Numerous laboratory tests can be done in a private practice laboratory. Use of a commercial laboratory versus in-house testing should be evaluated to determine whether in-house testing is practical and economical. Because the availability of diagnostic laboratories and their reporting intervals may be problematic (eg, nights and holidays), performing some diagnostic screening tests in-house is often desirable. However, because the people performing these tests often have minimal technical training, quality control procedures must be rigorous. The time and care that must be devoted to quality control issues may preclude in-house testing in many practices. Errors may occur not only in testing procedures but also in sample collection and handling and in recording results.
Radiography (generation of transmission planar images) is one of the most commonly used diagnostic tools in veterinary practice even though other imaging modalities such as ultrasonography, CT, MRI, and nuclear imaging are also very important and commonly available in specialty practices and academic centers.
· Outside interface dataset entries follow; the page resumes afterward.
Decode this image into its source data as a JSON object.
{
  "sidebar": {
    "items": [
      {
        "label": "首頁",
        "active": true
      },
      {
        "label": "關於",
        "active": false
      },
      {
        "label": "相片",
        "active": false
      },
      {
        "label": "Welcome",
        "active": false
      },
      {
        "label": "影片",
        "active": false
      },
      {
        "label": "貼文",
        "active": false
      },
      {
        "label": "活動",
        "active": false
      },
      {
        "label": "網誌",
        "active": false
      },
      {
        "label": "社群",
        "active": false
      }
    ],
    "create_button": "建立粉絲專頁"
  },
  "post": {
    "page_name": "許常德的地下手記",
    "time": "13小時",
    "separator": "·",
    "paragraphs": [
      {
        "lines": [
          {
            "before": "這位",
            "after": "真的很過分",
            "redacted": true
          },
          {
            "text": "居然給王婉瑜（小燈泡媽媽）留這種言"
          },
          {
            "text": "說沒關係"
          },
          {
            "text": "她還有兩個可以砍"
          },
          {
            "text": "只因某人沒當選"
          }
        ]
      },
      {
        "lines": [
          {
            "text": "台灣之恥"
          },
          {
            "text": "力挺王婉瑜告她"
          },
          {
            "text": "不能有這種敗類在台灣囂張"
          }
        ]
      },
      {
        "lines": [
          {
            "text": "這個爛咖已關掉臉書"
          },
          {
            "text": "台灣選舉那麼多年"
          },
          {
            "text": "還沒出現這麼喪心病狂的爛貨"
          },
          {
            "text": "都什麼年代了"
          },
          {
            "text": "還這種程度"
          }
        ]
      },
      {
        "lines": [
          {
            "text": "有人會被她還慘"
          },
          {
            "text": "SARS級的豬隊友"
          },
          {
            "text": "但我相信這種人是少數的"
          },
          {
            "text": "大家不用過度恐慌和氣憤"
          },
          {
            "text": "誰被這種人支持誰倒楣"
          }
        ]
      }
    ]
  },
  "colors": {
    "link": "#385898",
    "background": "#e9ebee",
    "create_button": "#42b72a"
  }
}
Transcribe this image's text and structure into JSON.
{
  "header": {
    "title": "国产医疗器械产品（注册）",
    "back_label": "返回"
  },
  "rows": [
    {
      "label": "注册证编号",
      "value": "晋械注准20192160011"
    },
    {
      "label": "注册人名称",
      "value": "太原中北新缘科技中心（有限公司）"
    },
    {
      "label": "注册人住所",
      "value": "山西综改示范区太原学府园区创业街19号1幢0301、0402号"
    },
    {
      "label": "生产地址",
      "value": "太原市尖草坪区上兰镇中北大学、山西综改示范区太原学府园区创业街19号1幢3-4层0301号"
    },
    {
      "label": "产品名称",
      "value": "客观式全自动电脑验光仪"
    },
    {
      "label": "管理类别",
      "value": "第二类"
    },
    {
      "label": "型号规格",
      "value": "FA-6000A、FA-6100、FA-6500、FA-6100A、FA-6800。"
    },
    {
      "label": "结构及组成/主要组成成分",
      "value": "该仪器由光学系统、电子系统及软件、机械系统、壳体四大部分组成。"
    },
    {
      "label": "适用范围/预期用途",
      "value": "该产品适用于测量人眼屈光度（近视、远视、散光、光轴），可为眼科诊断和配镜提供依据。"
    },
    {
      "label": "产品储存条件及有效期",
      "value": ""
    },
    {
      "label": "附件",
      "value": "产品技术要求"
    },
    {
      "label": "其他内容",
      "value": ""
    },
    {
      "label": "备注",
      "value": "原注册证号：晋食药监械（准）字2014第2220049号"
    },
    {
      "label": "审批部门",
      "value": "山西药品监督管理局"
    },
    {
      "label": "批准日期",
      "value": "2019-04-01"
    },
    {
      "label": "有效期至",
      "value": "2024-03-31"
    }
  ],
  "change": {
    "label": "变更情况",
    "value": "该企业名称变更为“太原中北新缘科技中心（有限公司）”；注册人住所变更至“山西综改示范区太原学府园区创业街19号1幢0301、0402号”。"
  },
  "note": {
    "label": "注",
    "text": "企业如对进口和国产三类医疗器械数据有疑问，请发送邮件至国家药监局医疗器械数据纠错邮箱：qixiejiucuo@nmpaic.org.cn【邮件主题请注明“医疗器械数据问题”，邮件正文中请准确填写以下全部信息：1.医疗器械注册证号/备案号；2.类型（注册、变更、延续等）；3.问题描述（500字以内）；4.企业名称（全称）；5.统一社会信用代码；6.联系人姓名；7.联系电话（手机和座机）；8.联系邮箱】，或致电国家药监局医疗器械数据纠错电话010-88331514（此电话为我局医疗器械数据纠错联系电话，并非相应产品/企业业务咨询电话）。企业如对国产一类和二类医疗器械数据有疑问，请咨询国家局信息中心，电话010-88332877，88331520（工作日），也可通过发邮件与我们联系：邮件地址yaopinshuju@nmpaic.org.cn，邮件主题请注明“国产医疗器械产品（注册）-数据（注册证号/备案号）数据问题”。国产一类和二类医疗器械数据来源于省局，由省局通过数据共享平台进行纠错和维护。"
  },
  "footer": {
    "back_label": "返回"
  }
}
Imaging provides a large amount of information by noninvasive means. It does not alter the disease process or cause unacceptable discomfort to the animal. Although radiography itself is painless, sedation is often desirable to reduce anxiety and stress associated with the procedure, to promote acquisition of good diagnostic studies with minimal repeats, and to control pain associated with manipulation in animals with painful disorders such as fractures and arthritis.
When animals die or are slaughtered on farms, carcasses and parts that are unfit for use as food should be disposed of properly. Safe and environmentally responsible disposal of animal carcasses, whether an individual death or during significant mortality events, is an essential consideration.
Euthanasia is the term used to describe a method of killing that minimizes pain, distress, and anxiety experienced by the animal before loss of consciousness. Techniques used in contexts such as pest control, slaughter, or depopulation may not always meet the criteria of euthanasia due to situational constraints.
Inspection of meat by qualified individuals to eliminate unwholesome, adulterated, or mislabeled meat or meat products from the food supply protects consumers from the physical, biological, and chemical hazards that may originate in food animals, the environment, or people. The standard procedures do not cover every possibility concerning the acceptability of carcasses, organs, or other animal parts; the inspector must use personal judgment to ensure that only wholesome, unadulterated and properly labeled product is approved for food. (Also see Chemical Residues in Food and Fiber.) Inspectors also verify humane handling of production animals and application of good commercial practices for poultry. In the US, the Federal Meat Inspection Act (FMIA) covers the inspection of meat products, and the Poultry Products Inspection Act (PPIA) covers the inspection of poultry.
Whenever possible, elimination of a tumor by surgery is preferred and often carries the greatest likelihood of cure. However, in many instances, large neoplasms, or those in critical areas such as the brain, are not amenable to complete or even partial surgical removal. Even when a tumor is grossly removed, microscopic foci of neoplastic cells often extend beyond the limits of the surgical field. This is more common for some tumor types than for others. In all of these instances, radiation therapy, often in combination with chemotherapy, is efficacious in treating cancer.